WHAT ARE YOU LOOKING FOR?
When Marshall Vielle is on stage, it is clear: he has found his place in the world. Whether he is directing or preforming, Marshall’s magnet presence and passion for theatre shine.
As a uLethbridge student studying performance, Marshall says being involved in theatre productions as well as being able to work with students from across Canada and around the world in a smaller setting have helped him flourish in his studies.
“One of my favourite uLethbridge memories is the night I presented my directing project to the public,” he recalls. “It was a phenomenal experience as I got to see something very near and dear to my heart on its feet. It was like exposing myself to the world. Vulnerable, but gratifying at the same time.”
Marshall has taken his study of performance internationally to Malawi, Africa, where he had the opportunity to demonstrate global health promotion through the use of theatre.
“I worked in rural communities to help prevent the spread of Malaria and HIV,” he says. “For me this field study was about having a cultural exchange, as well as gaining first-hand experience in facilitation, something I hope to take me with as I venture into using theatre in community development.”
The arts, Marshall says, facilitate social change — something he is particularly excited to be part of.
“As artists, it is our job to create content that helps people see things in a new perspective, to raise awareness and teach empathy. This is done by helping people feel in every sense of the word,” he says. “Theatre, and art in general, can help people understand each other and the world around us in a significant way. Through theatre we can learn what it means to be human.”
Reflecting on his time at uLethbridge, he says:
“For me, theatre is about a group of people coming together to achieve a desired goal. It is about laying foundations of understanding. It is also a part of a greater knowledge sharing paradigm. My appreciation for knowledge sharing stems from my own Blackfoot culture, in which concepts such as storytelling are considered valuable gifts.
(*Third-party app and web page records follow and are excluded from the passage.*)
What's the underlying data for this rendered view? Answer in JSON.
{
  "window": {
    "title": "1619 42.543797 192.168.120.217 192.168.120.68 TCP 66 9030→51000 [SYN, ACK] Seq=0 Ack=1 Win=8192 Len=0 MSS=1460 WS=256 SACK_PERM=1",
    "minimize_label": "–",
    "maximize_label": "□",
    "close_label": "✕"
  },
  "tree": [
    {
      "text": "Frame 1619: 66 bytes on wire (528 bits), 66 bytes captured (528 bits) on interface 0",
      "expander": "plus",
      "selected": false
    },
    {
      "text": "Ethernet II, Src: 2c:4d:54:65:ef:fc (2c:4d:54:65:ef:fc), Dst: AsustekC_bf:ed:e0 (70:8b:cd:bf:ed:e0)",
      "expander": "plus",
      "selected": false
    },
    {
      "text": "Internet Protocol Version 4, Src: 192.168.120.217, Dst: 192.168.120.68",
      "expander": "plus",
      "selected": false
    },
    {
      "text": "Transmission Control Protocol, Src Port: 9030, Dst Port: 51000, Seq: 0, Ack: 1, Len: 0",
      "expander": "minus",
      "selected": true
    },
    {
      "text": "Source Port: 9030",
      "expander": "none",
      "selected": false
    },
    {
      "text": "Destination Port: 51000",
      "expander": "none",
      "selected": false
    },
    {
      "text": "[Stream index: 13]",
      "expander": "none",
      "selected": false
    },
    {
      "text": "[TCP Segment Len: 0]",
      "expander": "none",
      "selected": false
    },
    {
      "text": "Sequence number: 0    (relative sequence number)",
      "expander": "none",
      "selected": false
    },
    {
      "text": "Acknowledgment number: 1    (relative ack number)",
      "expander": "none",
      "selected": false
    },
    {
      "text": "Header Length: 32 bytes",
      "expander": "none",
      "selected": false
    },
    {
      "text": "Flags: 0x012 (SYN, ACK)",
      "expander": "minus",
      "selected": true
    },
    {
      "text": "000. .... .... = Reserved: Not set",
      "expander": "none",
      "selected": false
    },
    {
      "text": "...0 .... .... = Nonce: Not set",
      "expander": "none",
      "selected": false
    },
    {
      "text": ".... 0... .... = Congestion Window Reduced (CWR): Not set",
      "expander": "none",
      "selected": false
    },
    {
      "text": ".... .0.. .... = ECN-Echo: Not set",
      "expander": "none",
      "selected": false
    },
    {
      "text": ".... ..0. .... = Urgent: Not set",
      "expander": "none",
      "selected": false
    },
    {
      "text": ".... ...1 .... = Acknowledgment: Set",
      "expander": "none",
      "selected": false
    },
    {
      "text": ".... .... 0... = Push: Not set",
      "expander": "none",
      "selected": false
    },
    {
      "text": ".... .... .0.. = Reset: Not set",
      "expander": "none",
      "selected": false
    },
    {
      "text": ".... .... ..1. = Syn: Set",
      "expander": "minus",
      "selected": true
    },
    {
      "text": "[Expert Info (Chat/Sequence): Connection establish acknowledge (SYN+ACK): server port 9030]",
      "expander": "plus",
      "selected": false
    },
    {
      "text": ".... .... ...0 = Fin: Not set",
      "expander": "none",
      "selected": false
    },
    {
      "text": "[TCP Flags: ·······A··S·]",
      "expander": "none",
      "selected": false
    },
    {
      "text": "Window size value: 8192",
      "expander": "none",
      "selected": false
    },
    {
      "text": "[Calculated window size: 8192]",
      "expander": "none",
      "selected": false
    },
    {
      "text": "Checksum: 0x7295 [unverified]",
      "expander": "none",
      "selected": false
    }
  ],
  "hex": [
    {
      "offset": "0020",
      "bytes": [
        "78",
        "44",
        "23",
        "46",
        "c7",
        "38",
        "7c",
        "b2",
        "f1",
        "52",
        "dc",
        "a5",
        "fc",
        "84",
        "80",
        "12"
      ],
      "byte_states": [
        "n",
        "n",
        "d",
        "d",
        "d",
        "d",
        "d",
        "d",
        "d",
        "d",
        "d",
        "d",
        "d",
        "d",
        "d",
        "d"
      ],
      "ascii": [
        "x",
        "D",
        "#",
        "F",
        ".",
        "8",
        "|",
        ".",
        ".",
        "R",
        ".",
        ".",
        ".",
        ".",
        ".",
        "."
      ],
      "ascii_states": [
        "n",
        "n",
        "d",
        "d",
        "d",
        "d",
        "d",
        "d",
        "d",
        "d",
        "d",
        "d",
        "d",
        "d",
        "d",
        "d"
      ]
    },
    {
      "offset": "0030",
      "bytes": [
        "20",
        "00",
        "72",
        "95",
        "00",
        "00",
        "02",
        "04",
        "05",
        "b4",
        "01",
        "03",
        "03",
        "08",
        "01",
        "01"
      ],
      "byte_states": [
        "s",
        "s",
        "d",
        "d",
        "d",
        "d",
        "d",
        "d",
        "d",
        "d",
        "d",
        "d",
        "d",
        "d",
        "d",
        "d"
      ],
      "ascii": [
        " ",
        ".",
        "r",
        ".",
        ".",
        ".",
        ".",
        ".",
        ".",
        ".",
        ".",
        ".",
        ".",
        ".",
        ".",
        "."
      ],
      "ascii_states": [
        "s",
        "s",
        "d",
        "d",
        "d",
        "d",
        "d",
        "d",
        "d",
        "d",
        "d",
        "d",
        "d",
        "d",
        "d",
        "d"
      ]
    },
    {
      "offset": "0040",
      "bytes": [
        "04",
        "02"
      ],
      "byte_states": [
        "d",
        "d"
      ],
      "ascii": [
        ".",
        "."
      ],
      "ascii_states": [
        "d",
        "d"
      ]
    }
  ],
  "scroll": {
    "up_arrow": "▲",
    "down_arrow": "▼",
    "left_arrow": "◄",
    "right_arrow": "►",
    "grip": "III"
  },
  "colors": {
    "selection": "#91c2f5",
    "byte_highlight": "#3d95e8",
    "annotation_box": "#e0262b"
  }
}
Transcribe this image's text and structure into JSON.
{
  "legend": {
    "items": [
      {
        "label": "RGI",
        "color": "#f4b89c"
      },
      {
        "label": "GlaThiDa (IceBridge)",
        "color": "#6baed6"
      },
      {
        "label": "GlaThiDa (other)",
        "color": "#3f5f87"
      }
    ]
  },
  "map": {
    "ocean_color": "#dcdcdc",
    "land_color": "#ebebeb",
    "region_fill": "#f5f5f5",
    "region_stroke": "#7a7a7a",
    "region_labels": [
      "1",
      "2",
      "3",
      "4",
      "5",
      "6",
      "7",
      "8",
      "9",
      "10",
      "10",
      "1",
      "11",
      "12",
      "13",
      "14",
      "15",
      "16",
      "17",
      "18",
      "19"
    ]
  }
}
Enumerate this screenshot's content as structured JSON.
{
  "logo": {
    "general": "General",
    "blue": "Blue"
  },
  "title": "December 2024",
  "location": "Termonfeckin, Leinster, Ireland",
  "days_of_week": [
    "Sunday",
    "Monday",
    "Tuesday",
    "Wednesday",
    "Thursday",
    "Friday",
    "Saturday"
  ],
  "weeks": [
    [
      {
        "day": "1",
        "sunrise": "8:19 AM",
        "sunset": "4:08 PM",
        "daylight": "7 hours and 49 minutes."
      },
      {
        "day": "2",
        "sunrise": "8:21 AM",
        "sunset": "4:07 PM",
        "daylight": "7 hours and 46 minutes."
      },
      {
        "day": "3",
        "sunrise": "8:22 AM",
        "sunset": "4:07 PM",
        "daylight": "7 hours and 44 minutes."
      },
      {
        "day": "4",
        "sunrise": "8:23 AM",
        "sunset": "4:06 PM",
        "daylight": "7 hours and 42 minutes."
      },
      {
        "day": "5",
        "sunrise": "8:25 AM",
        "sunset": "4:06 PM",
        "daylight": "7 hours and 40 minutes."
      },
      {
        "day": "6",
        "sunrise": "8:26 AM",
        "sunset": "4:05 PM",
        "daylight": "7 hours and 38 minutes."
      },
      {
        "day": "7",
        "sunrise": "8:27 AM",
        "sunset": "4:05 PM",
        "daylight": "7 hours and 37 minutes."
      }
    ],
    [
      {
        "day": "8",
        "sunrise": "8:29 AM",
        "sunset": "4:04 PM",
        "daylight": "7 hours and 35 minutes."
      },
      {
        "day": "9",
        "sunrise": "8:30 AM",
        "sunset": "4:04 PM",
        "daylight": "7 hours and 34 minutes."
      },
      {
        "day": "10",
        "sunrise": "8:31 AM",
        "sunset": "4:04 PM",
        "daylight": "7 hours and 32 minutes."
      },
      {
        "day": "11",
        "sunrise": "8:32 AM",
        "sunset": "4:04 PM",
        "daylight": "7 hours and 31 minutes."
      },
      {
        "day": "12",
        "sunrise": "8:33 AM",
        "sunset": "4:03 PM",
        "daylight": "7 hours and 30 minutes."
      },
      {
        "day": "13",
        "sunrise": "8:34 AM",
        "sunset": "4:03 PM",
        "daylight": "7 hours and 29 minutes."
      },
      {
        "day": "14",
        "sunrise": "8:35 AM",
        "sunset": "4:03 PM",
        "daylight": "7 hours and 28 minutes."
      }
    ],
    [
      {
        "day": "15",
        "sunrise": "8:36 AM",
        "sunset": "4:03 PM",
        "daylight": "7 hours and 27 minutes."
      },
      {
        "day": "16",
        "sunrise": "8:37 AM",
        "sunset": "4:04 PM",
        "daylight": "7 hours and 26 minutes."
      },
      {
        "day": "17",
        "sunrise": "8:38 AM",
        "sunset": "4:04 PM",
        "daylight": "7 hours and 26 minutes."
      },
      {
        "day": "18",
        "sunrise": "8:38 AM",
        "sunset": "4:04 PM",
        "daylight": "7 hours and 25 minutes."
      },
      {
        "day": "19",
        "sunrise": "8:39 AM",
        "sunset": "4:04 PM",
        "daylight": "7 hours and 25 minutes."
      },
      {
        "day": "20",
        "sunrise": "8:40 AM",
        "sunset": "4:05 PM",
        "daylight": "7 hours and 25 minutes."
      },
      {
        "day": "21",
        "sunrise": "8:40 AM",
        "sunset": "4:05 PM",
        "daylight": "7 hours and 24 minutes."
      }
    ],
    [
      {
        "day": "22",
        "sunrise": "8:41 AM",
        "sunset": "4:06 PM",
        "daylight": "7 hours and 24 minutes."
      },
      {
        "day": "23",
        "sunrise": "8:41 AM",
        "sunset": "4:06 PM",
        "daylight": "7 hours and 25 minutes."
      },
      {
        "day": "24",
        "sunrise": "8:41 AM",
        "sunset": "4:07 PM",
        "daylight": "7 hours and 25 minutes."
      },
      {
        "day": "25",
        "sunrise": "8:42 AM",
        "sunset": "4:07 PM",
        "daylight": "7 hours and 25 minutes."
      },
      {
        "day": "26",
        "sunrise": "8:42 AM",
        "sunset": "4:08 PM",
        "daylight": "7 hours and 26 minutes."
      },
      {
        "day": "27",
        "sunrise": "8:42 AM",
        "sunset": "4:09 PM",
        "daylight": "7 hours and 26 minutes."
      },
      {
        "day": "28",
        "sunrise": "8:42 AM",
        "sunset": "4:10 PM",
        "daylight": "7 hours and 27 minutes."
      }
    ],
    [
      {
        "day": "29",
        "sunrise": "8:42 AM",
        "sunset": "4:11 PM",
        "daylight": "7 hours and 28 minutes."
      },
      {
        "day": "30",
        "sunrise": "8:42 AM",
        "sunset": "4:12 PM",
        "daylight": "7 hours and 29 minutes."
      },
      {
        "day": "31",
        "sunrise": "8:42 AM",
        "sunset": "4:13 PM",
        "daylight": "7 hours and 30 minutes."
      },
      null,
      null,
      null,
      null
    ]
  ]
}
In this way, I consider each of the teachings I have received from my professors here at the University to be gifts that I will take with me as I embark on my own creative journey.”